Dataset items
___

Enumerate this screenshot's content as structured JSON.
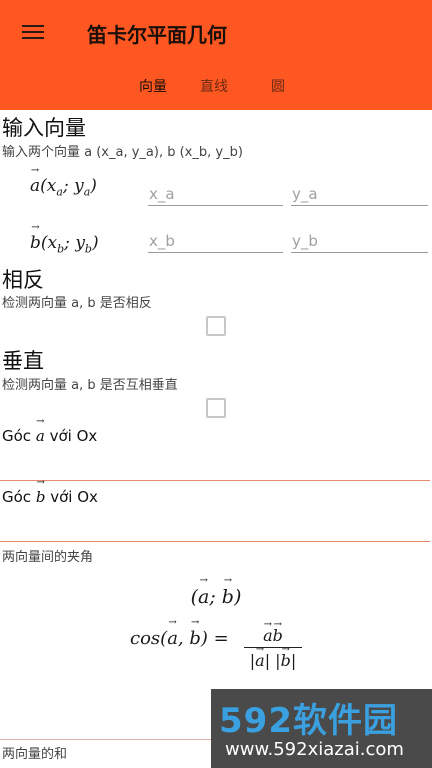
{
  "appbar": {
    "title": "笛卡尔平面几何",
    "tabs": [
      {
        "label": "向量",
        "active": true
      },
      {
        "label": "直线",
        "active": false
      },
      {
        "label": "圆",
        "active": false
      }
    ]
  },
  "input_section": {
    "title": "输入向量",
    "subtitle": "输入两个向量 a (x_a, y_a), b (x_b, y_b)",
    "vector_a": {
      "symbol": "a",
      "x": "x",
      "xsub": "a",
      "y": "y",
      "ysub": "a",
      "x_placeholder": "x_a",
      "y_placeholder": "y_a"
    },
    "vector_b": {
      "symbol": "b",
      "x": "x",
      "xsub": "b",
      "y": "y",
      "ysub": "b",
      "x_placeholder": "x_b",
      "y_placeholder": "y_b"
    }
  },
  "opposite": {
    "title": "相反",
    "subtitle": "检测两向量 a, b 是否相反",
    "checked": false
  },
  "perpendicular": {
    "title": "垂直",
    "subtitle": "检测两向量 a, b 是否互相垂直",
    "checked": false
  },
  "angle_a": {
    "prefix": "Góc",
    "symbol": "a",
    "suffix": "với Ox",
    "value": ""
  },
  "angle_b": {
    "prefix": "Góc",
    "symbol": "b",
    "suffix": "với Ox",
    "value": ""
  },
  "angle_between": {
    "label": "两向量间的夹角",
    "formula_lhs": "cos",
    "a": "a",
    "b": "b"
  },
  "sum": {
    "label": "两向量的和"
  },
  "watermark": {
    "big": "592软件园",
    "small": "www.592xiazai.com"
  },
  "colors": {
    "appbar": "#ff5722",
    "underline": "#e68a6c"
  }
}
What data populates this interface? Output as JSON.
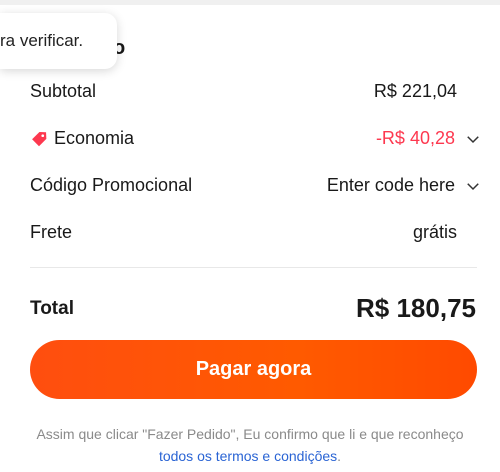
{
  "tooltip": {
    "text": "ra verificar."
  },
  "summary": {
    "title_fragment": "o",
    "subtotal_label": "Subtotal",
    "subtotal_value": "R$ 221,04",
    "savings_label": "Economia",
    "savings_value": "-R$ 40,28",
    "promo_label": "Código Promocional",
    "promo_value": "Enter code here",
    "shipping_label": "Frete",
    "shipping_value": "grátis",
    "total_label": "Total",
    "total_value": "R$ 180,75"
  },
  "actions": {
    "pay_label": "Pagar agora"
  },
  "legal": {
    "text": "Assim que clicar \"Fazer Pedido\", Eu confirmo que li e que reconheço",
    "link_text": "todos os termos e condições",
    "suffix": "."
  },
  "colors": {
    "accent": "#ff5a00",
    "discount": "#fd384f",
    "link": "#2a64d4"
  },
  "icons": {
    "savings": "price-tag-icon",
    "expand": "chevron-down-icon"
  }
}
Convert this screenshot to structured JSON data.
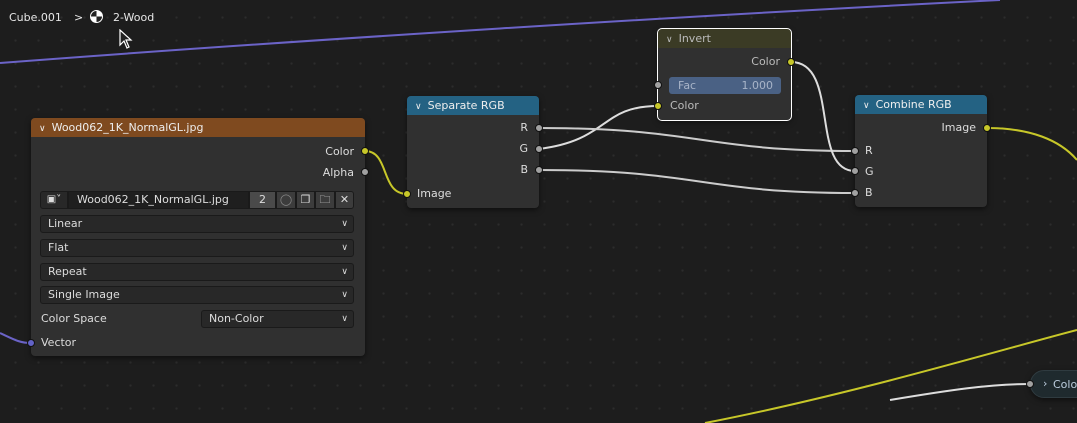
{
  "breadcrumb": {
    "object": "Cube.001",
    "separator": ">",
    "material_icon": "material-sphere-icon",
    "material": "2-Wood"
  },
  "colors": {
    "image_header": "#7f4a1f",
    "converter_header": "#246283",
    "color_header": "#3b3b25",
    "socket_color": "#c7c729",
    "socket_float": "#a1a1a1",
    "socket_vector": "#6363c7"
  },
  "image_node": {
    "title": "Wood062_1K_NormalGL.jpg",
    "outputs": [
      "Color",
      "Alpha"
    ],
    "image_name": "Wood062_1K_NormalGL.jpg",
    "users": "2",
    "interpolation": "Linear",
    "projection": "Flat",
    "extension": "Repeat",
    "source": "Single Image",
    "color_space_label": "Color Space",
    "color_space": "Non-Color",
    "input": "Vector"
  },
  "separate_node": {
    "title": "Separate RGB",
    "outputs": [
      "R",
      "G",
      "B"
    ],
    "input": "Image"
  },
  "invert_node": {
    "title": "Invert",
    "output": "Color",
    "fac_label": "Fac",
    "fac_value": "1.000",
    "input": "Color"
  },
  "combine_node": {
    "title": "Combine RGB",
    "output": "Image",
    "inputs": [
      "R",
      "G",
      "B"
    ]
  },
  "reroute_node": {
    "label": "Color"
  }
}
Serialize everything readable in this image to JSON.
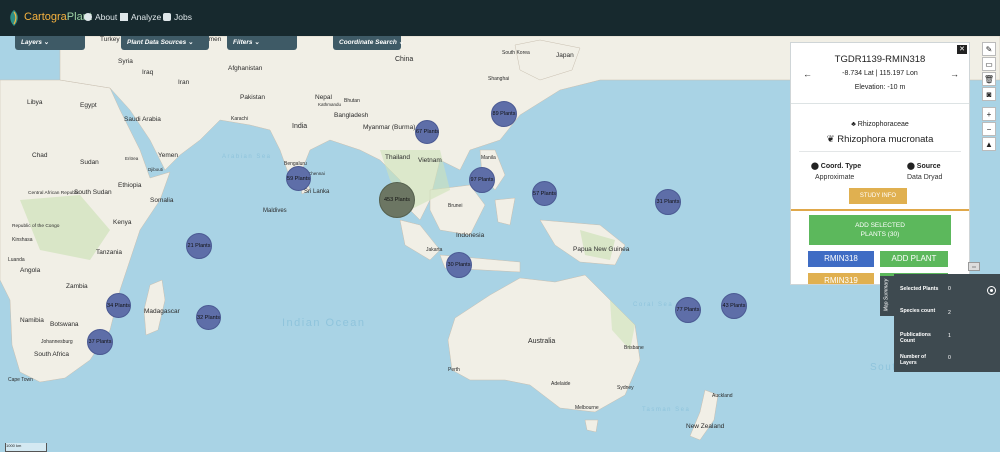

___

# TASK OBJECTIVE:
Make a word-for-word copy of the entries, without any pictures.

# TASK RESPONSE:
Enumerate this screenshot's content as structured JSON.
{
  "appbar": {
    "title": "笛卡尔平面几何",
    "tabs": [
      {
        "label": "向量",
        "active": true
      },
      {
        "label": "直线",
        "active": false
      },
      {
        "label": "圆",
        "active": false
      }
    ]
  },
  "input_section": {
    "title": "输入向量",
    "subtitle": "输入两个向量 a (x_a, y_a), b (x_b, y_b)",
    "vector_a": {
      "symbol": "a",
      "x": "x",
      "xsub": "a",
      "y": "y",
      "ysub": "a",
      "x_placeholder": "x_a",
      "y_placeholder": "y_a"
    },
    "vector_b": {
      "symbol": "b",
      "x": "x",
      "xsub": "b",
      "y": "y",
      "ysub": "b",
      "x_placeholder": "x_b",
      "y_placeholder": "y_b"
    }
  },
  "opposite": {
    "title": "相反",
    "subtitle": "检测两向量 a, b 是否相反",
    "checked": false
  },
  "perpendicular": {
    "title": "垂直",
    "subtitle": "检测两向量 a, b 是否互相垂直",
    "checked": false
  },
  "angle_a": {
    "prefix": "Góc",
    "symbol": "a",
    "suffix": "với Ox",
    "value": ""
  },
  "angle_b": {
    "prefix": "Góc",
    "symbol": "b",
    "suffix": "với Ox",
    "value": ""
  },
  "angle_between": {
    "label": "两向量间的夹角",
    "formula_lhs": "cos",
    "a": "a",
    "b": "b"
  },
  "sum": {
    "label": "两向量的和"
  },
  "watermark": {
    "big": "592软件园",
    "small": "www.592xiazai.com"
  },
  "colors": {
    "appbar": "#ff5722",
    "underline": "#e68a6c"
  }
}
What data populates this interface? Output as JSON.
{
  "tooltip": {
    "text": "ra verificar."
  },
  "summary": {
    "title_fragment": "o",
    "subtotal_label": "Subtotal",
    "subtotal_value": "R$ 221,04",
    "savings_label": "Economia",
    "savings_value": "-R$ 40,28",
    "promo_label": "Código Promocional",
    "promo_value": "Enter code here",
    "shipping_label": "Frete",
    "shipping_value": "grátis",
    "total_label": "Total",
    "total_value": "R$ 180,75"
  },
  "actions": {
    "pay_label": "Pagar agora"
  },
  "legal": {
    "text": "Assim que clicar \"Fazer Pedido\", Eu confirmo que li e que reconheço",
    "link_text": "todos os termos e condições",
    "suffix": "."
  },
  "colors": {
    "accent": "#ff5a00",
    "discount": "#fd384f",
    "link": "#2a64d4"
  },
  "icons": {
    "savings": "price-tag-icon",
    "expand": "chevron-down-icon"
  }
}
Convert this screenshot to structured JSON data.
{
  "breadcrumb": {
    "object": "Cube.001",
    "separator": ">",
    "material_icon": "material-sphere-icon",
    "material": "2-Wood"
  },
  "colors": {
    "image_header": "#7f4a1f",
    "converter_header": "#246283",
    "color_header": "#3b3b25",
    "socket_color": "#c7c729",
    "socket_float": "#a1a1a1",
    "socket_vector": "#6363c7"
  },
  "image_node": {
    "title": "Wood062_1K_NormalGL.jpg",
    "outputs": [
      "Color",
      "Alpha"
    ],
    "image_name": "Wood062_1K_NormalGL.jpg",
    "users": "2",
    "interpolation": "Linear",
    "projection": "Flat",
    "extension": "Repeat",
    "source": "Single Image",
    "color_space_label": "Color Space",
    "color_space": "Non-Color",
    "input": "Vector"
  },
  "separate_node": {
    "title": "Separate RGB",
    "outputs": [
      "R",
      "G",
      "B"
    ],
    "input": "Image"
  },
  "invert_node": {
    "title": "Invert",
    "output": "Color",
    "fac_label": "Fac",
    "fac_value": "1.000",
    "input": "Color"
  },
  "combine_node": {
    "title": "Combine RGB",
    "output": "Image",
    "inputs": [
      "R",
      "G",
      "B"
    ]
  },
  "reroute_node": {
    "label": "Color"
  }
}
Serialize everything readable in this image to JSON.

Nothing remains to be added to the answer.